Lines holding the string "heading" are the ones to copy from this listing.

§ §

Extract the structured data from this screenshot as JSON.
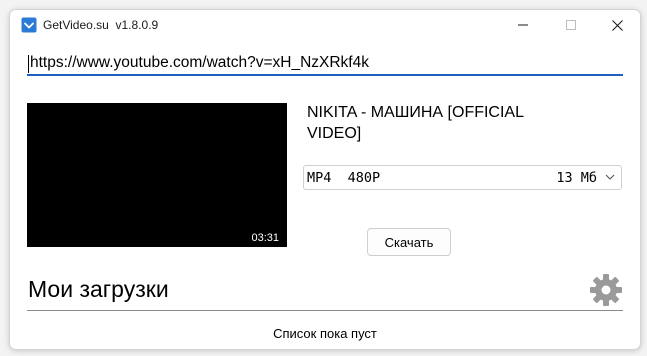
{
  "window": {
    "app_name": "GetVideo.su",
    "version": "v1.8.0.9"
  },
  "url_input": {
    "value": "https://www.youtube.com/watch?v=xH_NzXRkf4k"
  },
  "video": {
    "title": "NIKITA - МАШИНА [OFFICIAL VIDEO]",
    "duration": "03:31"
  },
  "format": {
    "selected_format": "MP4  480P",
    "selected_size": "13 Мб"
  },
  "download_button": {
    "label": "Скачать"
  },
  "downloads": {
    "title": "Мои загрузки",
    "empty_text": "Список пока пуст"
  },
  "colors": {
    "accent": "#1f5fbf",
    "app_icon": "#2b7bd6",
    "gear": "#9a9a9a"
  }
}
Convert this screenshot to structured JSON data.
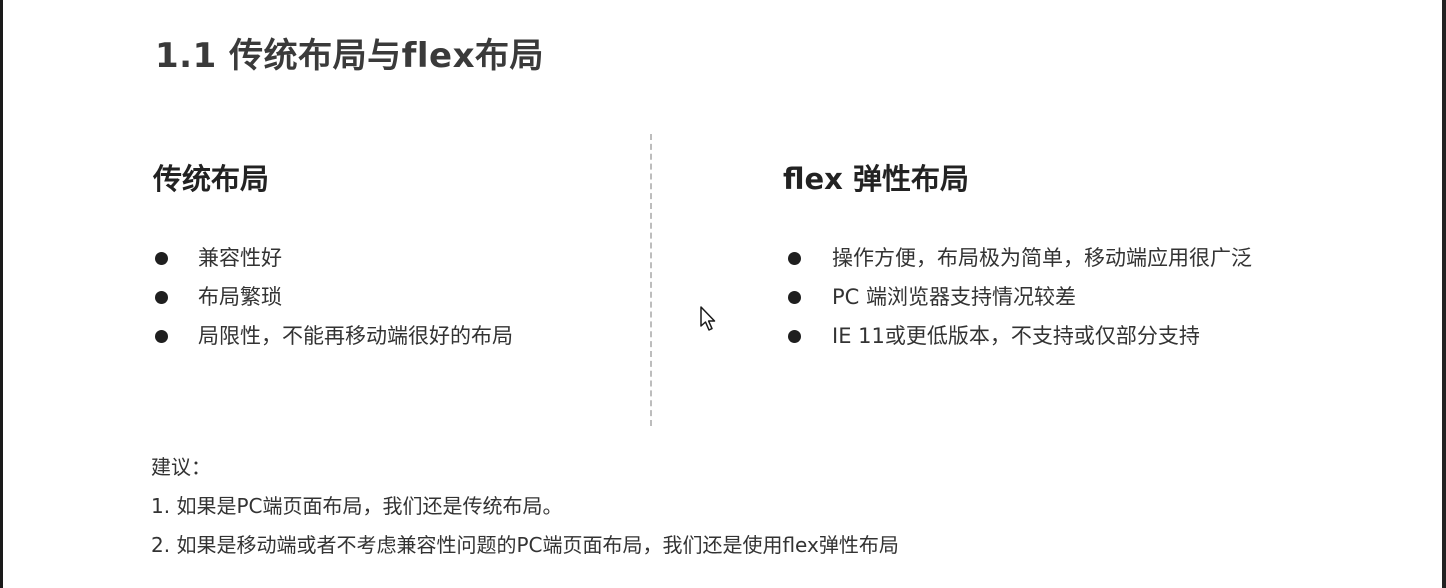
{
  "page": {
    "title": "1.1 传统布局与flex布局"
  },
  "traditional": {
    "heading": "传统布局",
    "items": [
      "兼容性好",
      "布局繁琐",
      "局限性，不能再移动端很好的布局"
    ]
  },
  "flex": {
    "heading": "flex 弹性布局",
    "items": [
      "操作方便，布局极为简单，移动端应用很广泛",
      "PC 端浏览器支持情况较差",
      "IE 11或更低版本，不支持或仅部分支持"
    ]
  },
  "advice": {
    "label": "建议：",
    "lines": [
      "1. 如果是PC端页面布局，我们还是传统布局。",
      "2. 如果是移动端或者不考虑兼容性问题的PC端页面布局，我们还是使用flex弹性布局"
    ]
  },
  "icons": {
    "cursor": "mouse-pointer-icon",
    "bullet": "filled-circle"
  },
  "colors": {
    "text": "#333333",
    "heading": "#222222",
    "divider": "#bdbdbd"
  }
}
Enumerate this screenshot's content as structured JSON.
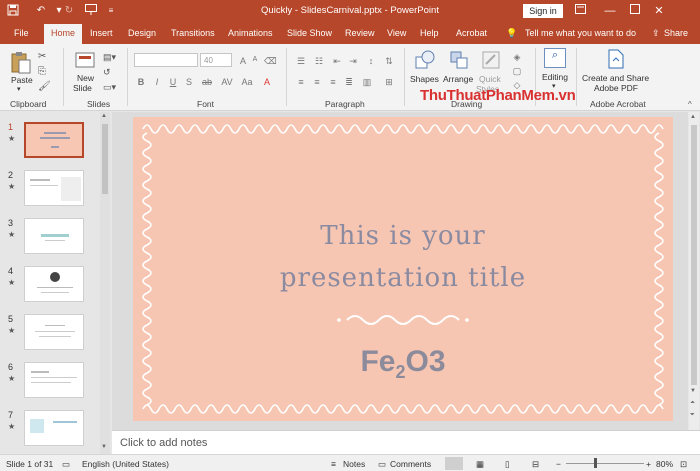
{
  "window": {
    "title": "Quickly - SlidesCarnival.pptx  -  PowerPoint",
    "signin": "Sign in",
    "quick_access": [
      "save-icon",
      "undo-icon",
      "redo-icon",
      "slideshow-icon",
      "customize-icon"
    ],
    "controls": [
      "ribbon-display-icon",
      "minimize-icon",
      "maximize-icon",
      "close-icon"
    ]
  },
  "tabs": [
    "File",
    "Home",
    "Insert",
    "Design",
    "Transitions",
    "Animations",
    "Slide Show",
    "Review",
    "View",
    "Help",
    "Acrobat"
  ],
  "active_tab": "Home",
  "tell_me": "Tell me what you want to do",
  "share": "Share",
  "ribbon": {
    "clipboard": {
      "label": "Clipboard",
      "paste": "Paste"
    },
    "slides": {
      "label": "Slides",
      "new_slide_1": "New",
      "new_slide_2": "Slide"
    },
    "font": {
      "label": "Font",
      "size_value": "40",
      "buttons": [
        "B",
        "I",
        "U",
        "S",
        "ab",
        "AV",
        "Aa",
        "A"
      ]
    },
    "paragraph": {
      "label": "Paragraph"
    },
    "drawing": {
      "label": "Drawing",
      "shapes": "Shapes",
      "arrange": "Arrange",
      "quick_1": "Quick",
      "quick_2": "Styles"
    },
    "editing": {
      "label": "Editing"
    },
    "acrobat": {
      "label": "Adobe Acrobat",
      "create_1": "Create and Share",
      "create_2": "Adobe PDF"
    }
  },
  "watermark": "ThuThuatPhanMem.vn",
  "thumbnails": [
    {
      "num": "1",
      "star": "★"
    },
    {
      "num": "2",
      "star": "★"
    },
    {
      "num": "3",
      "star": "★"
    },
    {
      "num": "4",
      "star": "★"
    },
    {
      "num": "5",
      "star": "★"
    },
    {
      "num": "6",
      "star": "★"
    },
    {
      "num": "7",
      "star": "★"
    }
  ],
  "slide": {
    "title_line1": "This is your",
    "title_line2": "presentation title",
    "formula_a": "Fe",
    "formula_sub": "2",
    "formula_b": "O3",
    "bg_color": "#f7c6b2",
    "text_color": "#8a8aa0"
  },
  "notes_placeholder": "Click to add notes",
  "status": {
    "slide_info": "Slide 1 of 31",
    "language": "English (United States)",
    "notes": "Notes",
    "comments": "Comments",
    "zoom": "80%"
  },
  "accent": "#b7472a"
}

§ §

Reply to the task:
    "heading": "传统布局",
    "heading": "flex 弹性布局",
    "heading": "#222222",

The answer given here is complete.